If I use the same start data and do the same calculations, will be the results equal on different devices? Of course if there’s no problems with parallelism - thread dependency etc.
If I use the same start data and do the same calculations, will be the results equal on different devices?
Not necessarily identical, but they will be very close. The reason is that different devices may support different rounding rounding modes, some will support denormalized floats, some not, etc. Also the result from math functions may be very slightly different within the error limits allowed by the specification.
Looks like more safe solution is using fixed point numbers. But if I remember, GPUs are optimized for using floats.

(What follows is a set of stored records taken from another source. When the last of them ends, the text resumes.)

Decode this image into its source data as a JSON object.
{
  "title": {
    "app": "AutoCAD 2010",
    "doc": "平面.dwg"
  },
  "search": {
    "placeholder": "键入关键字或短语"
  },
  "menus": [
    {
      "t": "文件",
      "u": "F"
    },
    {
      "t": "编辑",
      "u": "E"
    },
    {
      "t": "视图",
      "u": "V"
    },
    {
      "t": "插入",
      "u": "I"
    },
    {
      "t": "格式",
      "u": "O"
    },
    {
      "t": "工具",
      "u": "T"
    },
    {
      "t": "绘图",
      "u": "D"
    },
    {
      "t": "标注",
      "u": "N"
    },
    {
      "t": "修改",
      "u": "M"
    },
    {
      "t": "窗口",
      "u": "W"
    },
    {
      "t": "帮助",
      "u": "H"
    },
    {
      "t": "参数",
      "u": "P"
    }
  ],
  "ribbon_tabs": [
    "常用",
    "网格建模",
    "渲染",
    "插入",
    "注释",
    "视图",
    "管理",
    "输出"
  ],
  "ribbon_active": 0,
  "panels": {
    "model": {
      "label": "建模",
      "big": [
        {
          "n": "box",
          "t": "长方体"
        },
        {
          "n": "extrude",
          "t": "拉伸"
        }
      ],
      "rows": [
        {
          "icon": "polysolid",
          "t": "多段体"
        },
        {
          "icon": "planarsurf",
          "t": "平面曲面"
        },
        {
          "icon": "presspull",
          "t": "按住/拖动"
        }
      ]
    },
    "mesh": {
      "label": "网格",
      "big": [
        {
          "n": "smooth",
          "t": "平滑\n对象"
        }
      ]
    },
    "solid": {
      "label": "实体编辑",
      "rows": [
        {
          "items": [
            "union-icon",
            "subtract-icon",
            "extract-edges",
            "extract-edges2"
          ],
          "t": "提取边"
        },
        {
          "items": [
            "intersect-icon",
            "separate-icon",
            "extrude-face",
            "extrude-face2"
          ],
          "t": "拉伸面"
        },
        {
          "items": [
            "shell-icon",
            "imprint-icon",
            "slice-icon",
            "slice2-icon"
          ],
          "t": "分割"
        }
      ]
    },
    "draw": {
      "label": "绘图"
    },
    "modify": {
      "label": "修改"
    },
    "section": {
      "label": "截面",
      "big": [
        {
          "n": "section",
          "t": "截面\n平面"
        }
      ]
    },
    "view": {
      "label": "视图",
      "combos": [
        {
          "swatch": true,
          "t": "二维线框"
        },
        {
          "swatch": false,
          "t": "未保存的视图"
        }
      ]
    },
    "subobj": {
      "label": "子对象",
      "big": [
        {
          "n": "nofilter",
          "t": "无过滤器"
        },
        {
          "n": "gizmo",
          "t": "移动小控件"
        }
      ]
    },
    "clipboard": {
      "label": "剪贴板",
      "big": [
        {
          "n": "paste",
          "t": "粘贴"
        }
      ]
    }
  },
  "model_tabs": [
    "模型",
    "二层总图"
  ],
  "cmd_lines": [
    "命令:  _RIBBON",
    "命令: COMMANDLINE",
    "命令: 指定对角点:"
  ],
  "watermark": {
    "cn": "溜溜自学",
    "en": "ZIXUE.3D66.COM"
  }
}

Unless you are doing scientific computations, the difference between devices is going to be so minimal it won’t matter. If necessary, rather than using fixed point I would modify slightly my code so that it handles very small differences gracefully.
I want to use OpenCL for AI, for multiplayer - so very small differences at the beginning can result in huge differences after a long time.
In OpenCL documentation, I found:
float - A single precision float. The float data type must conform to the IEEE 754 single precision storage format.
Looks like there is a standard for this variable - but is “must” equal “is in real”? Or “in real” is equal:
I honestly can’t understand your question. The representation of floats in OpenCL is identical to IEEE 754:2008. However, there’s some leeway in corner cases such as behavior of denormalized floats, etc. Also, different devices may have different rounding modes. If you are only concerned about desktop devices, then round-towards-even is the default and it’s guaranteed.
More complex functions like sine, cosine, etc. may vary very slightly between devices. This is given by section 7.4 of the CL 1.1. spec. Notice that the precision of sine/cosine/etc. in C or C++ is not defined at all, so OpenCL is actually going to give you more predictable accuracy.
Again, I would not worry about precision issues.